(Beginning of Data in this exercise)

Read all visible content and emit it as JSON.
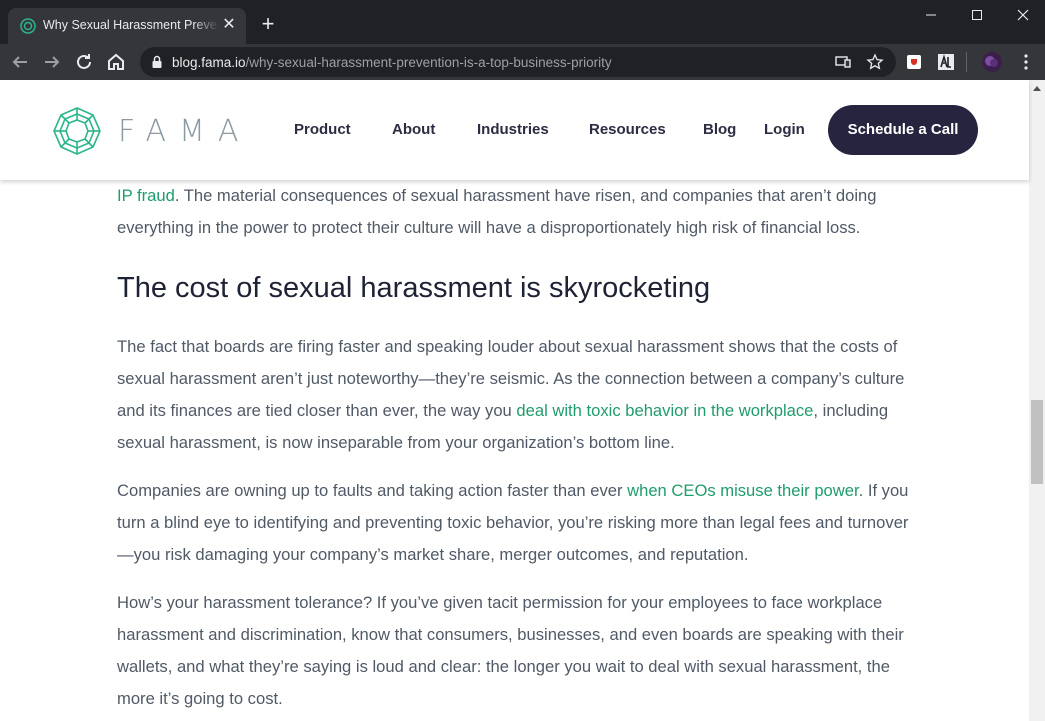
{
  "browser": {
    "tab_title": "Why Sexual Harassment Prevention is a Top Business Priority",
    "tab_close": "✕",
    "new_tab": "+",
    "url_host": "blog.fama.io",
    "url_path": "/why-sexual-harassment-prevention-is-a-top-business-priority"
  },
  "header": {
    "logo_text": "FAMA",
    "nav": [
      "Product",
      "About",
      "Industries",
      "Resources",
      "Blog",
      "Login"
    ],
    "cta": "Schedule a Call"
  },
  "article": {
    "p0_link": "IP fraud",
    "p0_text": ". The material consequences of sexual harassment have risen, and companies that aren’t doing everything in the power to protect their culture will have a disproportionately high risk of financial loss.",
    "heading": "The cost of sexual harassment is skyrocketing",
    "p1_before": "The fact that boards are firing faster and speaking louder about sexual harassment shows that the costs of sexual harassment aren’t just noteworthy—they’re seismic. As the connection between a company’s culture and its finances are tied closer than ever, the way you ",
    "p1_link": "deal with toxic behavior in the workplace",
    "p1_after": ", including sexual harassment, is now inseparable from your organization’s bottom line.",
    "p2_before": "Companies are owning up to faults and taking action faster than ever ",
    "p2_link": "when CEOs misuse their power",
    "p2_after": ". If you turn a blind eye to identifying and preventing toxic behavior, you’re risking more than legal fees and turnover—you risk damaging your company’s market share, merger outcomes, and reputation.",
    "p3": "How’s your harassment tolerance? If you’ve given tacit permission for your employees to face workplace harassment and discrimination, know that consumers, businesses, and even boards are speaking with their wallets, and what they’re saying is loud and clear: the longer you wait to deal with sexual harassment, the more it’s going to cost."
  },
  "colors": {
    "chrome_dark": "#202124",
    "chrome_toolbar": "#35363a",
    "brand_teal": "#2bb58a",
    "link_green": "#1f9d6b",
    "cta_bg": "#26243f",
    "heading": "#1e2235",
    "body_text": "#505a66"
  }
}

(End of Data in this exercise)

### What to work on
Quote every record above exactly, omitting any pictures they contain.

### Task result
Read all visible content and emit it as JSON.
{
  "browser": {
    "tab_title": "Why Sexual Harassment Prevention is a Top Business Priority",
    "tab_close": "✕",
    "new_tab": "+",
    "url_host": "blog.fama.io",
    "url_path": "/why-sexual-harassment-prevention-is-a-top-business-priority"
  },
  "header": {
    "logo_text": "FAMA",
    "nav": [
      "Product",
      "About",
      "Industries",
      "Resources",
      "Blog",
      "Login"
    ],
    "cta": "Schedule a Call"
  },
  "article": {
    "p0_link": "IP fraud",
    "p0_text": ". The material consequences of sexual harassment have risen, and companies that aren’t doing everything in the power to protect their culture will have a disproportionately high risk of financial loss.",
    "heading": "The cost of sexual harassment is skyrocketing",
    "p1_before": "The fact that boards are firing faster and speaking louder about sexual harassment shows that the costs of sexual harassment aren’t just noteworthy—they’re seismic. As the connection between a company’s culture and its finances are tied closer than ever, the way you ",
    "p1_link": "deal with toxic behavior in the workplace",
    "p1_after": ", including sexual harassment, is now inseparable from your organization’s bottom line.",
    "p2_before": "Companies are owning up to faults and taking action faster than ever ",
    "p2_link": "when CEOs misuse their power",
    "p2_after": ". If you turn a blind eye to identifying and preventing toxic behavior, you’re risking more than legal fees and turnover—you risk damaging your company’s market share, merger outcomes, and reputation.",
    "p3": "How’s your harassment tolerance? If you’ve given tacit permission for your employees to face workplace harassment and discrimination, know that consumers, businesses, and even boards are speaking with their wallets, and what they’re saying is loud and clear: the longer you wait to deal with sexual harassment, the more it’s going to cost."
  },
  "colors": {
    "chrome_dark": "#202124",
    "chrome_toolbar": "#35363a",
    "brand_teal": "#2bb58a",
    "link_green": "#1f9d6b",
    "cta_bg": "#26243f",
    "heading": "#1e2235",
    "body_text": "#505a66"
  }
}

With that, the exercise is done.